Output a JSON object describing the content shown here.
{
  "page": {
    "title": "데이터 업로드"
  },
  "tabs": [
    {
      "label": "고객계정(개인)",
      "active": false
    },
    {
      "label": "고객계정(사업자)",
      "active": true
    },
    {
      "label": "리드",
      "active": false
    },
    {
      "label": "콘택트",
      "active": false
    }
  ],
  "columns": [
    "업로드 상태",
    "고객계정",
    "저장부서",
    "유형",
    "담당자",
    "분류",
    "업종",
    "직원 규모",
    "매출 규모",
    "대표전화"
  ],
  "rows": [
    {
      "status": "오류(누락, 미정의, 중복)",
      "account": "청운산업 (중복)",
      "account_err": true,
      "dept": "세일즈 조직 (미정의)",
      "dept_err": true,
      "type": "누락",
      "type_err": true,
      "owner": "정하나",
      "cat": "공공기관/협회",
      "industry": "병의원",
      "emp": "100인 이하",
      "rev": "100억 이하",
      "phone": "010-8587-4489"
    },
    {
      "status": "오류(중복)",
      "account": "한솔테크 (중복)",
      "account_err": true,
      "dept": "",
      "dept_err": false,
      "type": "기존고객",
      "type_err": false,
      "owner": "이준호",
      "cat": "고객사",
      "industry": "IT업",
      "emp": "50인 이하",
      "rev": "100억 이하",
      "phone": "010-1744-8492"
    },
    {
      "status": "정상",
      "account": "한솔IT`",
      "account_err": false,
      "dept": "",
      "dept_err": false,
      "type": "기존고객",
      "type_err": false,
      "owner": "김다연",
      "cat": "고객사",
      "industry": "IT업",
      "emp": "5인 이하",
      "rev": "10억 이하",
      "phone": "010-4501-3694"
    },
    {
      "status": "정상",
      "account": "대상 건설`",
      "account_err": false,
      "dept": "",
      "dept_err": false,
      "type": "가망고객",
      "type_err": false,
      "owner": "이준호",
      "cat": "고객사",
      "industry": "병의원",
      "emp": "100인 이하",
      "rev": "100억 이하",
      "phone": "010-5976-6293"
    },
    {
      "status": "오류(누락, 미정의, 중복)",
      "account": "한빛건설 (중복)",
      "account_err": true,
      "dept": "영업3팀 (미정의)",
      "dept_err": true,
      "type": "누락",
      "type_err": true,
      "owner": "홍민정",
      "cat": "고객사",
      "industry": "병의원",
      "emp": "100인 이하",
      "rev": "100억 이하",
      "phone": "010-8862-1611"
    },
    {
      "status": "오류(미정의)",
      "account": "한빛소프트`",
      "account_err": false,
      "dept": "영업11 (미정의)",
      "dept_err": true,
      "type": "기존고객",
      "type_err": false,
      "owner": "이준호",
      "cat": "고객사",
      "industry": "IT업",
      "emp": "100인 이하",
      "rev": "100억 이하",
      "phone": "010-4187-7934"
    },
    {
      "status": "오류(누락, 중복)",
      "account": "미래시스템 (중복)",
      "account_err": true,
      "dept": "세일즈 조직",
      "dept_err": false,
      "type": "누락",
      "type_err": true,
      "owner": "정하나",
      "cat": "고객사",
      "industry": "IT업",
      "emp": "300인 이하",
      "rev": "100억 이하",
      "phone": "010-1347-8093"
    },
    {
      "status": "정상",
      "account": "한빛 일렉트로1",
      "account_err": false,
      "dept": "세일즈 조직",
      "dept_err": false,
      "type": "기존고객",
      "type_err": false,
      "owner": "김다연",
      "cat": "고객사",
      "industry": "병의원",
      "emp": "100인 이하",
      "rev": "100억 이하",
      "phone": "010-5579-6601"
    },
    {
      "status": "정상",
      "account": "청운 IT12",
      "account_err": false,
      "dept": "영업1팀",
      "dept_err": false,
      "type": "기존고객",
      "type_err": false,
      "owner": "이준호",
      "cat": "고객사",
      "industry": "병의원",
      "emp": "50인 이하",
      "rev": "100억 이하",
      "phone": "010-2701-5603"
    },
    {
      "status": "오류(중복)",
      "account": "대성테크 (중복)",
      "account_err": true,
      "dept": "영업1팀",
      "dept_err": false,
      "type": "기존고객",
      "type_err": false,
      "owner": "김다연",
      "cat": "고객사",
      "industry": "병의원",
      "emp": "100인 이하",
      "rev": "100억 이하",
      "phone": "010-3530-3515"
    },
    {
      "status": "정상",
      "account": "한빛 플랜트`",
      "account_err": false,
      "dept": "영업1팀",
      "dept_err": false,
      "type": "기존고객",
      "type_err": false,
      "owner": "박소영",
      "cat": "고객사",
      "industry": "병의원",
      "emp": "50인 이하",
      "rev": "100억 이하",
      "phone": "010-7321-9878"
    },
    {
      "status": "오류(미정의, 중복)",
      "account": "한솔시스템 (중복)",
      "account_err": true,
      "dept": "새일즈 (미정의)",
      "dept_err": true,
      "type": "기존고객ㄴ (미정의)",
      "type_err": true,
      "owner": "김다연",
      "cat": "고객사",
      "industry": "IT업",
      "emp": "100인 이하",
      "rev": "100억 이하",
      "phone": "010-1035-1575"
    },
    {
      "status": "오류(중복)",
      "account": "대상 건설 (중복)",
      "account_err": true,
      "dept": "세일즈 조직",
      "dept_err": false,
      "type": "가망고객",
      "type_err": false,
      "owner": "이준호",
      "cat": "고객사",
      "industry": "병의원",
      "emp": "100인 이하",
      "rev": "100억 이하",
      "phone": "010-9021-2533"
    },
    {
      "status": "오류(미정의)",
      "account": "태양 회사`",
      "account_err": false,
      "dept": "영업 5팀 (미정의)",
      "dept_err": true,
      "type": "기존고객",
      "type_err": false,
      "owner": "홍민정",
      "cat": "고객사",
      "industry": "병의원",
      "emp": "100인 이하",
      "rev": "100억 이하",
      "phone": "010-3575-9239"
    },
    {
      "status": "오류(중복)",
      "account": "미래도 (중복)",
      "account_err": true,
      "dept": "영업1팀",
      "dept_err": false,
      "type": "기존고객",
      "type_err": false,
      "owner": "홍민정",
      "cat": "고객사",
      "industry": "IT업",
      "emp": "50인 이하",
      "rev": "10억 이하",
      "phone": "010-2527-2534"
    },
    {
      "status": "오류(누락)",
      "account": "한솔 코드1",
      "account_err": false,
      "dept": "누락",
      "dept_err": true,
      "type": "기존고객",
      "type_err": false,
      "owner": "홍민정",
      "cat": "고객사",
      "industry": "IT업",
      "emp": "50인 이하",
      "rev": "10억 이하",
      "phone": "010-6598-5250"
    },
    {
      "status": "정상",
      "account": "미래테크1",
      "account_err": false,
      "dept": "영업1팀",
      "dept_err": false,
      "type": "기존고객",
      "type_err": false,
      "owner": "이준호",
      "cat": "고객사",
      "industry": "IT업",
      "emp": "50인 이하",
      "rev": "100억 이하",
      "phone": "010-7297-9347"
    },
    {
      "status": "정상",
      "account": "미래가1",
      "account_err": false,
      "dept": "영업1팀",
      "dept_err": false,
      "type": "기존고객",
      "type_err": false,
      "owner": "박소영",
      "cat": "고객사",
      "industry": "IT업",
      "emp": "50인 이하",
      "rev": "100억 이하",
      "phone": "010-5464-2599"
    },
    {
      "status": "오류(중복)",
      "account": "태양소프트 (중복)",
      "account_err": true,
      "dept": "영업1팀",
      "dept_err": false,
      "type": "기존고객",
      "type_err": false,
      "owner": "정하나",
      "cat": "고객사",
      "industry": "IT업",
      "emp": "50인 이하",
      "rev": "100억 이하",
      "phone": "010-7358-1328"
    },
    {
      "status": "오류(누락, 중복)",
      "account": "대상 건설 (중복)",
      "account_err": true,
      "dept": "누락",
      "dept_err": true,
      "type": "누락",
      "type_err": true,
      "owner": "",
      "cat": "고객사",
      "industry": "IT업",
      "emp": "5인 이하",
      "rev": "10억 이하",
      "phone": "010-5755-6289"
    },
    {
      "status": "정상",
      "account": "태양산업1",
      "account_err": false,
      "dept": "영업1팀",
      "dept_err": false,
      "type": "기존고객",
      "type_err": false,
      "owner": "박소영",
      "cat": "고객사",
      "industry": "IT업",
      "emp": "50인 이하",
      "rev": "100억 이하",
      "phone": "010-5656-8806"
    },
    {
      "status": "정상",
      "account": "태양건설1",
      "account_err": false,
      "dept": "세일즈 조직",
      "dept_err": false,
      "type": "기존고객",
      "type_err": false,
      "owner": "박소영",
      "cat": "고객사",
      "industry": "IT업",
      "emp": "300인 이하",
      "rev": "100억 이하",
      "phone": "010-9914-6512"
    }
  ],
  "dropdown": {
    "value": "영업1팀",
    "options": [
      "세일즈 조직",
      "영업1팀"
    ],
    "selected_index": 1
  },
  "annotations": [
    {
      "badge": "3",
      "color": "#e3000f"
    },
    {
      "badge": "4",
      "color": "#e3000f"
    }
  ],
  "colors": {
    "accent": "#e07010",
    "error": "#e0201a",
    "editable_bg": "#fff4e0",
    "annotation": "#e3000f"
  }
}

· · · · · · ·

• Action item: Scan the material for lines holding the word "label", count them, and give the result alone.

• Exercise answer: 4